You may have heard about Google launching its new mobile-friendly algorithm on 21 April to boost the ranking of pages that work well on mobile devices. By ‘mobile’ Google is talking about smart phones, such as devices running Android, iPhone, or Windows Phone. This latest of their regular updates was announced in February, and they had started introducing a ‘mobile-friendly’ label to search results on mobile devices back in November 2014. Google’s aim is for users to ‘find it easier to get relevant, high quality search results that are optimized for their devices.’
Should we be worried?
The February announcement prompted many search engine optimisation companies to strongly urge people to make their sites mobile friendly before the 21 April ‘deadline’, or risk seeing their pages plummet down the search rankings. Some even christened it ‘Mobilegeddon’. Whilst it would be reckless to ignore the impact of mobile use on the web, not only was it somewhat unrealistic to expect websites all over the world to be made completely mobile-friendly within a couple of months, this has turned out to be a bit of an overreaction. According to Google’s FAQ on the mobile-friendly algorithm,
- mobile-friendliness gives individual pages – not whole sites – a ranking boost in searches carried out on mobile devices across all languages and locations;
- not being mobile-friendly doesn’t penalise your pages’ ranking in searches carried out on desktop, laptop or tablets;
- good content still gets well-ranked even on mobile searches: ‘The intent of the search query is still a very strong signal — so even if a page with high quality content is not mobile-friendly, it could still rank high if it has great content for the query.’
Google’s algorithm uses over 200 unique ‘signals’ – factors in web pages that determine how it ranks search results for any query, including keyword placement, the freshness of the content, and the quality of links to and from a page.
We’re not scared!
So whilst this mobile-friendly change is significant, and we need our pages to work for mobile users, there’s really no need to panic just yet. We, like Google, want to ensure pages are mobile-friendly, because mobile traffic to the site has been increasing year-on-year, although it hasn’t yet overtaken desktop. But a knee-jerk reaction to satisfy the introduction of the new search algorithm won’t necessarily help with that. There are no quick fixes for making sites usable on mobile devices.
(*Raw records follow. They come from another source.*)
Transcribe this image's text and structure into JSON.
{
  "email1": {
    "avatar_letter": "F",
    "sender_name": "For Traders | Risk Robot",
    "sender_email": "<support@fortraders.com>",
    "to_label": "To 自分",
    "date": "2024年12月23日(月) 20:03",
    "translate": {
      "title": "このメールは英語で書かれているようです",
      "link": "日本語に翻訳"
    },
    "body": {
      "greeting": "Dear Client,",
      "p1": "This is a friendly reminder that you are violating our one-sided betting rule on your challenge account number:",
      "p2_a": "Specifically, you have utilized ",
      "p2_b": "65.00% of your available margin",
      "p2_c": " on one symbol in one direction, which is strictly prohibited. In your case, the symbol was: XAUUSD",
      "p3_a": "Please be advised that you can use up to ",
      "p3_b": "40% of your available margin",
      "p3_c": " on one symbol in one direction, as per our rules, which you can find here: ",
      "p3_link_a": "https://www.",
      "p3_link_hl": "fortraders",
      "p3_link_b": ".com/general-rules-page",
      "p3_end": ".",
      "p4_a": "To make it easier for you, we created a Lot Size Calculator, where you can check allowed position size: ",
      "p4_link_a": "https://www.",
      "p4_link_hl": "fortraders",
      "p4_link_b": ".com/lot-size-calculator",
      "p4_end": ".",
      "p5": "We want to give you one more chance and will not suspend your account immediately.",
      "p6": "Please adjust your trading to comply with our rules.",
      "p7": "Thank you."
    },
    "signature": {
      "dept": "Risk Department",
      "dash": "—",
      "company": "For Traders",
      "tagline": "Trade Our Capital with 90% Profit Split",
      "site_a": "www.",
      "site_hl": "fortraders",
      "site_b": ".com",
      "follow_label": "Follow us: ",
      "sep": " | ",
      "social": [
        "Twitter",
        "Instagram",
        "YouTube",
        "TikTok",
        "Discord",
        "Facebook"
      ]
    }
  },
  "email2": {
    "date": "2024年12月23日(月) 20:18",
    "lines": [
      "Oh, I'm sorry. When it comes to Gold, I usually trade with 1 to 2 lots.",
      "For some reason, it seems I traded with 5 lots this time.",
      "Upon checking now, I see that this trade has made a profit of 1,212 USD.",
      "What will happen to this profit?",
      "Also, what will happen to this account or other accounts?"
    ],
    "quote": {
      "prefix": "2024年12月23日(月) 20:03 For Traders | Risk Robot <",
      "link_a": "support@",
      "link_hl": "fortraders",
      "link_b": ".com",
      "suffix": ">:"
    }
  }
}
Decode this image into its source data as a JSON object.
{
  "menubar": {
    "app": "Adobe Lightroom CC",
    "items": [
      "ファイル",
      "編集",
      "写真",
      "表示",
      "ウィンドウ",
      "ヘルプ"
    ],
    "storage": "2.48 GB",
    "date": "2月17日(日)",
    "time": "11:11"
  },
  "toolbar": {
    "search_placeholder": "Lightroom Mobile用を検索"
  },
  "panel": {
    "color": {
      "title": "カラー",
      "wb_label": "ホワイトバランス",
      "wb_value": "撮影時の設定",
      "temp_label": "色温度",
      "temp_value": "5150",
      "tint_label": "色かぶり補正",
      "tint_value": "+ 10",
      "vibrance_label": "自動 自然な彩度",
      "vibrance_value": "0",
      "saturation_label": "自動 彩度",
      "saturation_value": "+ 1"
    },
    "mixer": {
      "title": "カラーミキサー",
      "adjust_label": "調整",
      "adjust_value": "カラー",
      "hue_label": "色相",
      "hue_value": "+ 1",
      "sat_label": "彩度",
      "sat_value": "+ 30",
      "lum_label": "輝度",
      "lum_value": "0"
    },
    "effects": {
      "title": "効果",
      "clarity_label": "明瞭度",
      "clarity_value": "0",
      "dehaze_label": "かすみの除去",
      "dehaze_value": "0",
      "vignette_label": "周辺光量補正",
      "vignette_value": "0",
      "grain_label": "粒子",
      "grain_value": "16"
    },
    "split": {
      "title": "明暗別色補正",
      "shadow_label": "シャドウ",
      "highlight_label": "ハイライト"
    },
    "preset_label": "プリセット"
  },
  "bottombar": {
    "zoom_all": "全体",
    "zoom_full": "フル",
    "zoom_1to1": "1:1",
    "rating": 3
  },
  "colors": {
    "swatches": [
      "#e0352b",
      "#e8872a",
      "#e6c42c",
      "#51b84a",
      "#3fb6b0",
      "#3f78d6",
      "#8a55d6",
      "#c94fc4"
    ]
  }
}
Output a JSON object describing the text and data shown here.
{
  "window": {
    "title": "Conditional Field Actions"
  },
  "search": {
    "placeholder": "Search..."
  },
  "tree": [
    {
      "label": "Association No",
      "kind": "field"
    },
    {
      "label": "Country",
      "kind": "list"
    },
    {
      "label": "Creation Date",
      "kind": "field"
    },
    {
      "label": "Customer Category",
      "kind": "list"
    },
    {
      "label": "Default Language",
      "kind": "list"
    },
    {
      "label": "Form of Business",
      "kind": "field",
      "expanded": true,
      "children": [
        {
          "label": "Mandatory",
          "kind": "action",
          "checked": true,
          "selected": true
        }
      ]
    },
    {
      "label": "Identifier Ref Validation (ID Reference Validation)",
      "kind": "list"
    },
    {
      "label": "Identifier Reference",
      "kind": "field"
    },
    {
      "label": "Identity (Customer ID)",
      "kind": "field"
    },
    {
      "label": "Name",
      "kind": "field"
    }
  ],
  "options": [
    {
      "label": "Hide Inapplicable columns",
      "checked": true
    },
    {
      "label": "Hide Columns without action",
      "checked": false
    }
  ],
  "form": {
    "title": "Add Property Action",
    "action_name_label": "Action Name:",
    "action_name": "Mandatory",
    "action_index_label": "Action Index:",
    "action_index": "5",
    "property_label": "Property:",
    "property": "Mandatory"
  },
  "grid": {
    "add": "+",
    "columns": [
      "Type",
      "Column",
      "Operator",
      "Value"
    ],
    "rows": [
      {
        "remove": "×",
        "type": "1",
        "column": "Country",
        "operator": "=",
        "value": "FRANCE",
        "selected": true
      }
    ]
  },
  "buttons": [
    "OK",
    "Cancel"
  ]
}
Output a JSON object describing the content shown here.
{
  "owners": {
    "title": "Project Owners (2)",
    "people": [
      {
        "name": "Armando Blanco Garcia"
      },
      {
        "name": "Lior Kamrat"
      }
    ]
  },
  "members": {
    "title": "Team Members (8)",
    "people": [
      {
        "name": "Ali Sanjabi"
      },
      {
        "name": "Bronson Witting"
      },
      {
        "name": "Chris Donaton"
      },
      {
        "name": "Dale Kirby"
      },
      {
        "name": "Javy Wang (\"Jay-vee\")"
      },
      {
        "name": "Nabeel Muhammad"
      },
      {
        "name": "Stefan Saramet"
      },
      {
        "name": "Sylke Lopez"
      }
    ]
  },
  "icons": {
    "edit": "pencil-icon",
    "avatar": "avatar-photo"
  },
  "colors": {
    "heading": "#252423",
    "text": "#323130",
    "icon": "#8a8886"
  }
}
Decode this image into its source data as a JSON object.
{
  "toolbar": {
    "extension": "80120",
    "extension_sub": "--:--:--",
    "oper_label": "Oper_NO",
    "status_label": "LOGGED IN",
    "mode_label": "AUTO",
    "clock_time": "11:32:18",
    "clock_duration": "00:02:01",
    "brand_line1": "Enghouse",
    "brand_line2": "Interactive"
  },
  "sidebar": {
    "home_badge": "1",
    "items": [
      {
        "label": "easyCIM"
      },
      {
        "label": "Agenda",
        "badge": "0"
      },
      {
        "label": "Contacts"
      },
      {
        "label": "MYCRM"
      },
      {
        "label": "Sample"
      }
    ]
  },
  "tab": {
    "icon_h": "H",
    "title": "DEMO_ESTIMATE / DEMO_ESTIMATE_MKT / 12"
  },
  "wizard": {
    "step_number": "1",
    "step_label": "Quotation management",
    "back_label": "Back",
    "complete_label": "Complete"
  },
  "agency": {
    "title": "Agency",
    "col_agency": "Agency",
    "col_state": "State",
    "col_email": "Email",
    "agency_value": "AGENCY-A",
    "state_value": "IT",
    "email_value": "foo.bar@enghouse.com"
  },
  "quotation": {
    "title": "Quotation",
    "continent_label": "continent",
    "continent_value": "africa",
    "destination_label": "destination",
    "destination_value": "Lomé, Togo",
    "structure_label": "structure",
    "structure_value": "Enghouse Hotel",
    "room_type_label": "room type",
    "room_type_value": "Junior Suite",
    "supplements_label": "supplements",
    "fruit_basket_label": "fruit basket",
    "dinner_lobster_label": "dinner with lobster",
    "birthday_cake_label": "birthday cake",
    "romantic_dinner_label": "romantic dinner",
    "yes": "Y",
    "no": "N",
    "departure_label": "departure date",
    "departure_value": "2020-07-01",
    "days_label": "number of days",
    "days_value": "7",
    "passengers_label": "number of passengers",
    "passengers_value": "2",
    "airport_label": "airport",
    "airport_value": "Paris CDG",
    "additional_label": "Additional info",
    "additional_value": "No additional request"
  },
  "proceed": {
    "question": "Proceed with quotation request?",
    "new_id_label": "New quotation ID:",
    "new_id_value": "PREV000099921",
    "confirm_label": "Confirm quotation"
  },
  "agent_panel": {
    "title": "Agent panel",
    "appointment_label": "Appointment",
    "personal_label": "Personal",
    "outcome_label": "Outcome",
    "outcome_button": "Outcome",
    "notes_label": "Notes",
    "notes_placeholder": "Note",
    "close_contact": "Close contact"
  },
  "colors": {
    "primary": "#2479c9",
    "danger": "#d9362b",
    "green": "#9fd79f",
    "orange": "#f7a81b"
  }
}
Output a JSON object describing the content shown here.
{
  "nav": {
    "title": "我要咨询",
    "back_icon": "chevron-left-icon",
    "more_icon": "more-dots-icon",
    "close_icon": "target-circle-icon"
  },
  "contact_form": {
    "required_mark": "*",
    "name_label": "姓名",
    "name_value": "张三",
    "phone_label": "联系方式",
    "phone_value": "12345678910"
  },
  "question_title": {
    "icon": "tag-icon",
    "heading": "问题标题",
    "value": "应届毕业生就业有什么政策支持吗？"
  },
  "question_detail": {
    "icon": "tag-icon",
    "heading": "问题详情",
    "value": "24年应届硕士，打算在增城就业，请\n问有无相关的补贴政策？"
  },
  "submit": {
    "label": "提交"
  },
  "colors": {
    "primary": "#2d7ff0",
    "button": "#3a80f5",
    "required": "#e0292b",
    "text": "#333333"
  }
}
We already have a long-term strategy to make sure our web pages are viewable, usable and findable on all devices, including smart phones, tablets, and desktop screens, by moving to responsive design, which means our content adapts to the wide variety of available screen sizes.
But making our content easy to access on all devices is more than just a technical issue. You can’t just drop existing content into a responsive design and have it magically work well for mobile. The content itself needs to be doing the right job for both our site visitors and the University, so it needs reviewing and reorganising to ensure good usability for pages that rearrange themselves in different screen sizes in responsive web design.
Making our sites responsive
The Web Team have been working on responsive design for a couple of years now, and we have already optimised a number of our sites for mobile.
- The redesigned UG Study site launched in 2014
- Grand Challenges
- The PG Study site which went live in February 2015
- The REF 2014 site from last December
- The new Accommodation site launched at the beginning of April 2015
- The brand new Living Systems site launched last week
Pages from these redesigned sites are now labelled ‘Mobile-friendly’ in Google search results on smartphones, and as we create more responsive sites – and others are currently in production -the Google crawler will pick up on mobile-friendliness as soon as it recrawls them. We’ll be monitoring our redesigned sites to see that they perform well generally, and we can test new pages with Google’s Mobile-Friendly Test.
We are planning a phased roll-out of responsive redesigns across the University site, and of course we want to achieve this as effectively and efficiently as we can within a reasonable time frame, whilst also ensuring our pages deliver a good quality experience for our site visitors, no matter what devices they are using.
Web Editorial and Marketing Officer